I’ve posted about trolling before when I returned from a conference – and feel inspired to do so again having returned from another! I went to a colleague’s workshop on CyberTrauma recently, and spent a very enjoyable day with counsellors, teachers, and other people with an interest in e-safety when it comes to working with children. One of the most interesting debates was around trolling, and how this can be misunderstood in the context of the Internet as a result of media attention that aims to highlight the negative behaviours online that we encounter.
Here’s how I see it: it’s all down to the intention of the poster.
Cyberbullying is not trolling. Nor are flames or flamewars. Nor is downright online abuse of another human being or beings online when done anonymously through a public forum such as Twitter. I do feel that the recent legal moves towards prosecution of those who engage in online abuse is a good thing, as I do feel that this addresses the incongruent gap between what is “real” abuse and what is “unreal” (as in: “it’s virtual so it doesn’t exist” – a phrase that has haunted my career when looking at the validity of online relationships, and which inspired one of my favourite self-penned articles back in 2001).
But trolling itself need not be abusive. It certainly can be irritating, frustrating, annoying, and create hours of time spent moderating forum posts, tweets, and blog comments when time could be better spent on something else.
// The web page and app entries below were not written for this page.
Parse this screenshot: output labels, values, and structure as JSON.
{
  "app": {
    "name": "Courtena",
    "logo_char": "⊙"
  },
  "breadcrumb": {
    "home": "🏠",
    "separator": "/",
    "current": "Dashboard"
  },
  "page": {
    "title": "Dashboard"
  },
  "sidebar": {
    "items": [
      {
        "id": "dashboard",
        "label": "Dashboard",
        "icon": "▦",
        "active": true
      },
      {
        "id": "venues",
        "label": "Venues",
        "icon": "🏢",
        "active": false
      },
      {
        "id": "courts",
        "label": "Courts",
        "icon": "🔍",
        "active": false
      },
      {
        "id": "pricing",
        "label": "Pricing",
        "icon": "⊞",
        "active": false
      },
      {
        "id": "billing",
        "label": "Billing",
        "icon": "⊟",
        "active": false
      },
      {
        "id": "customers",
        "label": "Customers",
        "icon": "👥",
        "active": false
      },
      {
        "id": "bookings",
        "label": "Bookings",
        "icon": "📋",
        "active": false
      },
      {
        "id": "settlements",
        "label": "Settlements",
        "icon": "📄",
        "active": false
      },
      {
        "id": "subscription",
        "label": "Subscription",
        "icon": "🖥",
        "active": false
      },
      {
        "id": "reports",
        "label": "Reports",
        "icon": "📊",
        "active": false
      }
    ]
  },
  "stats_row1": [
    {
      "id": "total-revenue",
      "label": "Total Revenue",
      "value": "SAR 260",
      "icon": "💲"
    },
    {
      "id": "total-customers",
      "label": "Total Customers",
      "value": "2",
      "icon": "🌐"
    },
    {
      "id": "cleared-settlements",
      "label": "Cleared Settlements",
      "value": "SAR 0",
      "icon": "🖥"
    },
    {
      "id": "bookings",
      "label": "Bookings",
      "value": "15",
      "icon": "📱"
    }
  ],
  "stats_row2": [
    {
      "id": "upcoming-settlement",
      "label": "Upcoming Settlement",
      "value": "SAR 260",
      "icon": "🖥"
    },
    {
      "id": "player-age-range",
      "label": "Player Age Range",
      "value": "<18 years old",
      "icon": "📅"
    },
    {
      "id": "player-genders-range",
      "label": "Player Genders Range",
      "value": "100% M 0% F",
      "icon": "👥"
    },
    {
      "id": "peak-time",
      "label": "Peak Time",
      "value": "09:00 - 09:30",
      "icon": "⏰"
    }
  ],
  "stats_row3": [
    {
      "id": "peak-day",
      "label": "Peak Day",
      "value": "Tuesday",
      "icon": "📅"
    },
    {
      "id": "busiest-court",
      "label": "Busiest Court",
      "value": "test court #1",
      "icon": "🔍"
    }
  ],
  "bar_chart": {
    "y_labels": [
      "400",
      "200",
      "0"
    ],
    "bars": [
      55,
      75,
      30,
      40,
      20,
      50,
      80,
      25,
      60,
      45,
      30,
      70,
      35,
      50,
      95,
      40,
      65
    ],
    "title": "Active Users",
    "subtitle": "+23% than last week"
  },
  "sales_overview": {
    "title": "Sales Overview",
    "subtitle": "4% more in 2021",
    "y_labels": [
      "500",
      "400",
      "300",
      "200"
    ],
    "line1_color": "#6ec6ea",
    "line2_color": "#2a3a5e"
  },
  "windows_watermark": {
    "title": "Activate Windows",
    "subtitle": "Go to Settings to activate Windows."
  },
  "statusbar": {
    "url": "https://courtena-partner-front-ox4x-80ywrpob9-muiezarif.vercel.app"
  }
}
And it is true to say that it can often be abusive in nature and appear insulting (at best). But while trolling can be abusive, that does not mean that that is the central aim of trolling behaviour. The central aim of trolling is to lead the audience away from the intention of the initial poster. It’s a smoke and mirrors exercise to draw attention to a new topic – one that is seemingly related but in effect creates a different conversation, ensuring the original point-of-view is lost. Take away the insults, threats, verbal abuse and (usually) bad spelling/use of caps and what you can see is an artform. Done well, trolling is actually quite clever. And a lot of the time, it’s actually quite funny (remember Rickrolling? That’s a classic example of trolling).
There are plenty of lists of the top examples of trolling over the last 25 years online, and plenty of articles discussing it (here’s a good simple one from Urban75). I’m finding that within my work conversations it’s getting increasingly hard to distinguish between good old trolling and internet abuse, and that makes life difficult when training and offering informed opinion about how society could or should treats trolls, particularly within the field of mental health.
In the past few years the phrase “don’t feed the trolls” became a meme in itself – and when re-dressed as “don’t feed the online abusers” it makes perfect sense (although that attitude has changed in light of online abuse being (rightly) taken as a criminal matter rather than simply an annoyance).
But let’s be clearer in our definitions of what is trolling and what is online abuse – it’s going to make addressing mental health issues caused or exacerbated by types of online behaviour WAY easier.